Freedom refers to your ability to go about daily life without hindrance or question. You go to your place of employment. You make simple decisions on where to go, what to buy, and with whom you associate. Other decisions are perhaps more important. Where to live, how to take care of your health, and how to raise your children. Essentially, you make the call for yourself and for your family. This is freedom and it’s deeply personal.
Liberty is also deeply personal, but stronger in its meaning. Liberty speaks of our relationship to government, those who have been elected as servants of the people, and who have been entrusted with responsibility for making decisions that affect the common welfare of those they serve. As American citizens, we should enjoy liberty from tyrants who would use restrictions, intrusion, and oppression to burden and control the people.
Liberty is one of our greatest principles, enshrined in historic documents that form the foundation of our society. Liberty must be regarded as precious, a high ideal that is to be protected from tyrants, even at great personal sacrifice if necessary.
The Constitution and Bill of Rights were written to limit and restrain the government, not to hinder or restrict the liberty of the people.
On March 23, 1775, Patrick Henry gave one of the most stirring speeches in our nation’s history. Closing his oration at the Second Virginia Convention, his voice rose to a crescendo: “I know not what course others may take, but as for me, give me liberty or give me death!”
The next year, Thomas Jefferson wrote the Declaration of Independence: “We hold these truths to be self-evident, that all men are created equal, that they are endowed by their Creator with certain unalienable rights, that among these are Life, Liberty, and the pursuit of Happiness.”
So then, freedom and liberty. Two words with similar, yet slightly nuanced meanings. Both are important. Both are essential.

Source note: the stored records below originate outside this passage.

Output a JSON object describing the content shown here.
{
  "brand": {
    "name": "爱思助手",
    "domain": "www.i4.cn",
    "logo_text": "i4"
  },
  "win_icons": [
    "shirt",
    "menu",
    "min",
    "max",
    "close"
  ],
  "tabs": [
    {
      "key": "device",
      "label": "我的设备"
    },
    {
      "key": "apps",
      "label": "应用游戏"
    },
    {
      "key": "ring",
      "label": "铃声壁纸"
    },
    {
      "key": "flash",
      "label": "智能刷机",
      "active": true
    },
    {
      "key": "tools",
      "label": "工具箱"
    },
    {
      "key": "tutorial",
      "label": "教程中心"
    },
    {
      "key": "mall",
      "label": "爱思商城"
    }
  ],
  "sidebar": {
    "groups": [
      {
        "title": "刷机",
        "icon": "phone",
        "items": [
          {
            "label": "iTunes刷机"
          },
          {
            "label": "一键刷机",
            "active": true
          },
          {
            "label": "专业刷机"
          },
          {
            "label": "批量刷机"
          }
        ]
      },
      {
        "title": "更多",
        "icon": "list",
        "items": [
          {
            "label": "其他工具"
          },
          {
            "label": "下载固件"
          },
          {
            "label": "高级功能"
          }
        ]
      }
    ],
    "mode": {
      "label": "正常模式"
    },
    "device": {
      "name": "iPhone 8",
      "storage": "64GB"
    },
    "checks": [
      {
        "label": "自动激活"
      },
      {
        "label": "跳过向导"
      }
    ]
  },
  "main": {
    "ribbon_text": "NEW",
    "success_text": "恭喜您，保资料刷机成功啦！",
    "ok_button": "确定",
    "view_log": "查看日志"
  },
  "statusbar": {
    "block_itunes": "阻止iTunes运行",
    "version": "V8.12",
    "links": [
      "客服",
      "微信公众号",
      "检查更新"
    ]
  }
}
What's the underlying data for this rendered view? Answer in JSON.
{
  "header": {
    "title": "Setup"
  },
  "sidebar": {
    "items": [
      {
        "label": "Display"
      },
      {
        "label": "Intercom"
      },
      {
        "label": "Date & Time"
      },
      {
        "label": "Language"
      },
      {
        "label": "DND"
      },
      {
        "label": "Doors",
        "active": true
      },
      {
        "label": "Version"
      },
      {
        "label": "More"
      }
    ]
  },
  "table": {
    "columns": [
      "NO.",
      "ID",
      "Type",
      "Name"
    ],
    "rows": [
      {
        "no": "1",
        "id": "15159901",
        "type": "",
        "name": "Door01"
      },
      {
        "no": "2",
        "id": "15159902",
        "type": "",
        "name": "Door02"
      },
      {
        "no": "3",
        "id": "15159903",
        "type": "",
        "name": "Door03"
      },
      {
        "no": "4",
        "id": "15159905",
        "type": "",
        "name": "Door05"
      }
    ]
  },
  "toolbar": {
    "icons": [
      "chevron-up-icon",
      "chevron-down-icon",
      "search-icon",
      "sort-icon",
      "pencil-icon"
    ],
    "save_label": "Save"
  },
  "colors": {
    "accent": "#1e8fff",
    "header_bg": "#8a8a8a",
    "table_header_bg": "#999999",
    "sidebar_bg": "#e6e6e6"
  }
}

Both are necessary for the American citizen and for a civilized society.
Otherwise all we have is “the thin veneer of civilization.”
© Jeffery J. Michaels / Plain English Publications 2021
(Quotations allowed with attribution to this blog)